Keep only those lines of the records that include the string "Lịch".

::: RECORDS FOR THIS EXERCISE

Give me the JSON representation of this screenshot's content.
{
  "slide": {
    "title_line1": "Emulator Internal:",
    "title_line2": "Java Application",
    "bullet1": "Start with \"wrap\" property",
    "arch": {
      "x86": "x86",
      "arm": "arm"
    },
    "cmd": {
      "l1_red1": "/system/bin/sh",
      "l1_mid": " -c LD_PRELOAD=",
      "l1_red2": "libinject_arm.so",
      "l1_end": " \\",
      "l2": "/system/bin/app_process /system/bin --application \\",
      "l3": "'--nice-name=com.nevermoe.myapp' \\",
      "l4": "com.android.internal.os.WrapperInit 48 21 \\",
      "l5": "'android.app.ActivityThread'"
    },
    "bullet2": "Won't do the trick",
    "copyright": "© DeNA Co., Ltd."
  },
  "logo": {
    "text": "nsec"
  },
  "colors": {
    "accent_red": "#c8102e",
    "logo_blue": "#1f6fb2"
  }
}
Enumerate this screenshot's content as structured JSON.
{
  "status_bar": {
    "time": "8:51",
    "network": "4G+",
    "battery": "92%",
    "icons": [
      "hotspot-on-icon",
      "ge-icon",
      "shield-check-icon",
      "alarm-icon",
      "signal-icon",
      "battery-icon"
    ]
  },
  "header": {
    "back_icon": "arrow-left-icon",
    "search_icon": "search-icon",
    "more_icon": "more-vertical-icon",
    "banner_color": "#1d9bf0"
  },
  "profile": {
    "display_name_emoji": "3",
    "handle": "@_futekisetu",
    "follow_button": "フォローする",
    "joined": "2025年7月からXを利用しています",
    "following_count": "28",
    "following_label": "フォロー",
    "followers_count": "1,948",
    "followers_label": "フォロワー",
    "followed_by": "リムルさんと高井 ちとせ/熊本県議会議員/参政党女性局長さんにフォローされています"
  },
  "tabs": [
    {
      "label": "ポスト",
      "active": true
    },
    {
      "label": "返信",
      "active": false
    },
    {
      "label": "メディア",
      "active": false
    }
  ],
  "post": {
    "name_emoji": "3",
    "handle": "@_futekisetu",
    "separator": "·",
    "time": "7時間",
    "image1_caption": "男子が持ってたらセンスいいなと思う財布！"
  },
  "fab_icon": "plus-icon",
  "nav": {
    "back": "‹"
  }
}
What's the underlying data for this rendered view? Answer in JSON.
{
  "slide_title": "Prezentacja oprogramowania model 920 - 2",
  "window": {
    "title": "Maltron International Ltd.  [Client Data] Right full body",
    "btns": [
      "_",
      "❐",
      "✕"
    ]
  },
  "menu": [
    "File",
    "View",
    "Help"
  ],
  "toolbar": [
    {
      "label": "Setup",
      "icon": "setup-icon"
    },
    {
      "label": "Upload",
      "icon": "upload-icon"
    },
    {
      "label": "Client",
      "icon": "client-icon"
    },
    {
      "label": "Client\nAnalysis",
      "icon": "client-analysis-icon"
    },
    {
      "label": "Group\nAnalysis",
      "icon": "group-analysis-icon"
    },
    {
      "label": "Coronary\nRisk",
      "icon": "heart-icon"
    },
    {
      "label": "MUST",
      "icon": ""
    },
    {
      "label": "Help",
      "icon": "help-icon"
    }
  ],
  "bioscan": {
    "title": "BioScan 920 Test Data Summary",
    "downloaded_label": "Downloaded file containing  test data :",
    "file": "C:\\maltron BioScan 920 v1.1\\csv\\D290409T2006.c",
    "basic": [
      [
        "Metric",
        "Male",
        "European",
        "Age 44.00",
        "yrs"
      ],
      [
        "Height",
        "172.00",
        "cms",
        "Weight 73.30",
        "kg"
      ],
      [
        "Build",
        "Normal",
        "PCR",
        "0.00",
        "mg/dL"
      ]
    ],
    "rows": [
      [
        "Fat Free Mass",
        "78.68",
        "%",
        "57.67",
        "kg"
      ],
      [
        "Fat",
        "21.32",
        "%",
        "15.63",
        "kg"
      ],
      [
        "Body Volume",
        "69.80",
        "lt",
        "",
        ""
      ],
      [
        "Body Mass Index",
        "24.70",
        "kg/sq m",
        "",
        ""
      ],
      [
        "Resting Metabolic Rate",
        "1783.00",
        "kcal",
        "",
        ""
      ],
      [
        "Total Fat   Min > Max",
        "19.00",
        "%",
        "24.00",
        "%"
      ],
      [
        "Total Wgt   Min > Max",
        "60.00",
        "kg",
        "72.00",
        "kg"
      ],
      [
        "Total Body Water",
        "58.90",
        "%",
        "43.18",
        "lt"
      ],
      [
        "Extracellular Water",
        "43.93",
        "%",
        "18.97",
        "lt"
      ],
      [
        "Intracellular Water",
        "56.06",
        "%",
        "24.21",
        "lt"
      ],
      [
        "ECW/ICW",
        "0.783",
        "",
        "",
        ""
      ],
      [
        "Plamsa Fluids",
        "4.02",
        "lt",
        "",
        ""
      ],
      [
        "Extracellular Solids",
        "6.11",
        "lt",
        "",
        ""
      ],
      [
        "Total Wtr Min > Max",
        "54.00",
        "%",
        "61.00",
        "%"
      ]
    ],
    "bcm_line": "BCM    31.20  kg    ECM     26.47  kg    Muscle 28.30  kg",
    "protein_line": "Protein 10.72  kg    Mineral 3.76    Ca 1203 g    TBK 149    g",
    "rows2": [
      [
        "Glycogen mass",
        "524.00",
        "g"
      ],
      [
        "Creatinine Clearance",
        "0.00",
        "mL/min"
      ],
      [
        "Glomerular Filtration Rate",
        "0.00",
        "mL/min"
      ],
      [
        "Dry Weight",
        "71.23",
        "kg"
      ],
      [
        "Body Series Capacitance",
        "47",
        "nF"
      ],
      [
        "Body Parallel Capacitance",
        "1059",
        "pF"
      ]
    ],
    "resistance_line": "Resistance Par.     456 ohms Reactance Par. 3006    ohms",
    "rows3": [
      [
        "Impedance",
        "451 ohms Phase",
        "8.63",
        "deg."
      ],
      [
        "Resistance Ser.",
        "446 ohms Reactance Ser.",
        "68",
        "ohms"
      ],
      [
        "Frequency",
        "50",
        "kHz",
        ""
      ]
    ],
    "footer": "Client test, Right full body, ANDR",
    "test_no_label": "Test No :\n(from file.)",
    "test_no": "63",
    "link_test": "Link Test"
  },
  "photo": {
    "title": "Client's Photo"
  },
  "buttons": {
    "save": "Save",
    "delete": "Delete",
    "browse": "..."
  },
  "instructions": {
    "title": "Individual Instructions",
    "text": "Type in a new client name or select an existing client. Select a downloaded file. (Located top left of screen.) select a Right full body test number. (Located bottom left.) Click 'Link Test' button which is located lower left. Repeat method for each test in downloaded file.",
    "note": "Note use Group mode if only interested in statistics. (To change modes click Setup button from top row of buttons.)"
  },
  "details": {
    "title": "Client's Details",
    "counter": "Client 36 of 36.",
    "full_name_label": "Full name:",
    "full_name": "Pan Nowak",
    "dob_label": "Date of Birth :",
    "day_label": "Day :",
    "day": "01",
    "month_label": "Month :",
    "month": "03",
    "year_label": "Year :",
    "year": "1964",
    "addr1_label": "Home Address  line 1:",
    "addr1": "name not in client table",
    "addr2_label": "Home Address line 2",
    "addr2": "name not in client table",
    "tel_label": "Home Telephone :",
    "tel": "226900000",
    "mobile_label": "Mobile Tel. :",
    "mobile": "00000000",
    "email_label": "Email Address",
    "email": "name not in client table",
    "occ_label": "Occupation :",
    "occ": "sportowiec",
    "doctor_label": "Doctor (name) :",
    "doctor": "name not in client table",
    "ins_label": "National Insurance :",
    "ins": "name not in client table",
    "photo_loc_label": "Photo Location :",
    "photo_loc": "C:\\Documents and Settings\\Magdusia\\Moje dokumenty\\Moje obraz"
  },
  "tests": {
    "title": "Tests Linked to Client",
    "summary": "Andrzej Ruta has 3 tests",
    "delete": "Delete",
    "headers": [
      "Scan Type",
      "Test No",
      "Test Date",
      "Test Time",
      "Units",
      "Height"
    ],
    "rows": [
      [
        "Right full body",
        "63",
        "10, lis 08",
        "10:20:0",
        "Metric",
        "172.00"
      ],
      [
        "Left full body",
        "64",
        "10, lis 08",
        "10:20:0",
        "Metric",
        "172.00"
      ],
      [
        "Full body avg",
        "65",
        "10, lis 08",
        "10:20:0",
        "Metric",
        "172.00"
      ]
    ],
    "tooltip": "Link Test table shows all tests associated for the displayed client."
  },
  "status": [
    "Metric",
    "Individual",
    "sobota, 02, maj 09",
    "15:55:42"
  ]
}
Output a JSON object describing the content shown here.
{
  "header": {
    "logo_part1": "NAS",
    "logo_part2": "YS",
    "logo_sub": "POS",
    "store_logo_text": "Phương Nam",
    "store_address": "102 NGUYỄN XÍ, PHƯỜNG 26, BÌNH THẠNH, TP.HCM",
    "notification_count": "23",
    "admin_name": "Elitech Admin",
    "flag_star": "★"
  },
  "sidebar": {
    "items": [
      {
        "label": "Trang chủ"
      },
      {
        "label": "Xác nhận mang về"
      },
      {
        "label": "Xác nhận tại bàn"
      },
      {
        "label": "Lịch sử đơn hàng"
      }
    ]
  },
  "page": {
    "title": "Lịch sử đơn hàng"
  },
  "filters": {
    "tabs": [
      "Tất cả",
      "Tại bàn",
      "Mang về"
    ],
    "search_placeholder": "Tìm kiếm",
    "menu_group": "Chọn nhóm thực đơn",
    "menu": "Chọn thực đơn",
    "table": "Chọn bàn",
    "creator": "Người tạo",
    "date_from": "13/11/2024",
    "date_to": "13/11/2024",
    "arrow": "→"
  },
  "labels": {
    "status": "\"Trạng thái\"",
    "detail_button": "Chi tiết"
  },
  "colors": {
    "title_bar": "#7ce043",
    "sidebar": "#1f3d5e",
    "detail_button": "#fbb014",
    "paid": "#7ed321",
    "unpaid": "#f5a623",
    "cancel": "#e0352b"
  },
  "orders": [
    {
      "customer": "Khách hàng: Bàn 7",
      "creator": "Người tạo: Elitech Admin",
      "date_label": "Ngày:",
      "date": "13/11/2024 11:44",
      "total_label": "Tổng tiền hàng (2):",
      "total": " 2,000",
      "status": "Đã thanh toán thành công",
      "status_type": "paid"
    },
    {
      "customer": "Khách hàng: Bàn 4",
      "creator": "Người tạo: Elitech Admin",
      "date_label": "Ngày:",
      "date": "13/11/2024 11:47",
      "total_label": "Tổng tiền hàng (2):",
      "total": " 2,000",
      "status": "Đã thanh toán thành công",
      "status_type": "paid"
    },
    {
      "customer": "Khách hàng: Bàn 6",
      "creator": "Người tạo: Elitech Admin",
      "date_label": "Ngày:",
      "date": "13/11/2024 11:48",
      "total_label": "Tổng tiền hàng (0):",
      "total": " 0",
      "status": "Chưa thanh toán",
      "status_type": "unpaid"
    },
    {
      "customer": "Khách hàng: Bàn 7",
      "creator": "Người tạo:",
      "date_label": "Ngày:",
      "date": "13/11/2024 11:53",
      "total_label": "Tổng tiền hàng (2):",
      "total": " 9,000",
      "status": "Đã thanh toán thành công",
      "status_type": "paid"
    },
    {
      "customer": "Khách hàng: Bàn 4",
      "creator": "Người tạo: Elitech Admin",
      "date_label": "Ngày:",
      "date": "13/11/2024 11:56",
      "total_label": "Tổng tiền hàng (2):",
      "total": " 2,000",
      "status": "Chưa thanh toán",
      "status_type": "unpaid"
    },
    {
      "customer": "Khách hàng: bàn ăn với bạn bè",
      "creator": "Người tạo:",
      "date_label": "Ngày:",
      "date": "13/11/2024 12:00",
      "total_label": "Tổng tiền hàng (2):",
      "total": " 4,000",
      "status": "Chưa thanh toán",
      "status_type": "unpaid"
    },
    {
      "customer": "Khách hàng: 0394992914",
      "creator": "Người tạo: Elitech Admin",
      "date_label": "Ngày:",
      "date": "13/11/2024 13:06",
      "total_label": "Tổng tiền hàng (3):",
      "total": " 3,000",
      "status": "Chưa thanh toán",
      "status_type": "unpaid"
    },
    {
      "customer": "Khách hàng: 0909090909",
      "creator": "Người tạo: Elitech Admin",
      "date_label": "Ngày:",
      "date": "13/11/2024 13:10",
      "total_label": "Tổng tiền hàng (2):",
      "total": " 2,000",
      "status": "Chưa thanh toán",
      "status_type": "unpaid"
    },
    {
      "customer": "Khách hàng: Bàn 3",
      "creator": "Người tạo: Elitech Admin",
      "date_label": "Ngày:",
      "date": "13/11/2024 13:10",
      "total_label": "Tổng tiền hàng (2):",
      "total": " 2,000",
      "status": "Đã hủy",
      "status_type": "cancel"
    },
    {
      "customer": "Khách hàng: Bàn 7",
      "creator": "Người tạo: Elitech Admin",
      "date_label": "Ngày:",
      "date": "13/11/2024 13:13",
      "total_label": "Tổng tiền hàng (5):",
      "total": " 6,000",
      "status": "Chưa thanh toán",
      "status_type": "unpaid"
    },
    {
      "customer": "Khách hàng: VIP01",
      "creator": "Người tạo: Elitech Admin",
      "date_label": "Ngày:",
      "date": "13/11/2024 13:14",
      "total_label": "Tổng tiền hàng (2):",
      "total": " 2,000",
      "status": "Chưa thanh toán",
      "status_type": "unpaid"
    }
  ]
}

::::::

EXERCISE ANSWER
        "label": "Lịch sử đơn hàng"
    "title": "Lịch sử đơn hàng"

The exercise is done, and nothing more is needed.